Design thinking, design, Change by Design, other things

I finished Tim Brown’s Change by Design last night.

From what I understand, Tim Brown, along with some other folk, popularised the term design-thinking, and it was design-thinking that resonated with the business-type folk as a way to tackle the need to innovate in order to stay profitable.

Change by Design is, in part a set of stories about how IDEO tackled different challenges, and in part, a recounting of approaches and methods to take a design approach to a problem.

There are some nice insights in the book.

“For design thinkers, however, behaviours are never right or wrong, but they are always meaningful”.

A paragraph about “thoughtless acts”, as described by Jane Fulton Suri, psychologist and pioneer of human factors research. “Thoughtless acts” are the stuff we do everyday without thinking, like propping the door open with our shoe or sticky taping different power cords to the wall so they don’t get in our way.

I really liked this sentence about first time experiences in stressful situations, like first time in the emergency ward at hospital after an accident or the first time you check out an aged care facility for your elderly parents. “In these situations we look at everything with a much higher level of acuity because nothing is familiar and we have not fallen into the routines that make daily life manageable.”

I also liked the piece about convergent and divergent thinking. “Woven into the very fabric or culture is an emphasis on thinking based upon logic and deduction”. Psychologist Richard Nisbett coined the term “geography of thought”.

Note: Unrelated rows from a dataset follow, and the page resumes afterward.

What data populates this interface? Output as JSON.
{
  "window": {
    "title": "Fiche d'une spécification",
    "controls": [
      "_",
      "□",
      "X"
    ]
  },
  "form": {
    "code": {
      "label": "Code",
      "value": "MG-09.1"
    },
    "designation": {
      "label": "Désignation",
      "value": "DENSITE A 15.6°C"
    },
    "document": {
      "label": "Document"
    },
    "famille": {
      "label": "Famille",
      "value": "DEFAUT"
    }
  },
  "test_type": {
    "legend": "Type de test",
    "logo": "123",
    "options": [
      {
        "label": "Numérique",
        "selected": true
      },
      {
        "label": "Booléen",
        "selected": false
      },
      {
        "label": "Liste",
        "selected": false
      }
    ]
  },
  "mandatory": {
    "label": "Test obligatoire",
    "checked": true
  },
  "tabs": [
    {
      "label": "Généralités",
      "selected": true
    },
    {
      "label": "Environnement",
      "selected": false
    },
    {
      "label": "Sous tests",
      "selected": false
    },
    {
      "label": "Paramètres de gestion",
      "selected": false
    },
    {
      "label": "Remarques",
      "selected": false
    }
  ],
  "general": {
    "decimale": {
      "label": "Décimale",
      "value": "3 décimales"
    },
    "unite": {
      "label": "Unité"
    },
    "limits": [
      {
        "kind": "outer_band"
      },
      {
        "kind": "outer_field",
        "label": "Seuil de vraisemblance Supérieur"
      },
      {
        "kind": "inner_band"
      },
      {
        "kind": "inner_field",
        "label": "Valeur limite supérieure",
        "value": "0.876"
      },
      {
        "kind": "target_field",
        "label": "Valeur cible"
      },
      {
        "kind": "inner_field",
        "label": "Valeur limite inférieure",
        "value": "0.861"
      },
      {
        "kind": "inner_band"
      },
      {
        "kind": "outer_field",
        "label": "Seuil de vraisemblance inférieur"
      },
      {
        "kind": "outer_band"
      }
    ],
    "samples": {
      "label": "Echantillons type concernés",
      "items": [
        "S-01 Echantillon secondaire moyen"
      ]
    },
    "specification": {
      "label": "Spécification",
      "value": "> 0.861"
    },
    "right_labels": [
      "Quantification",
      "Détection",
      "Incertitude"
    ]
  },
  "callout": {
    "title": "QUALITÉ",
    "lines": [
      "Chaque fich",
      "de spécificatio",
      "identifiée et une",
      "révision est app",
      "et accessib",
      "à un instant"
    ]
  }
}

And the piece on the difference between analysis and synthesis. “Synthesis, the act of extracting meaninful patterns from masses of raw information, is a fundamentally creative act; the data are just that-data-and the facts never speak for themselves”.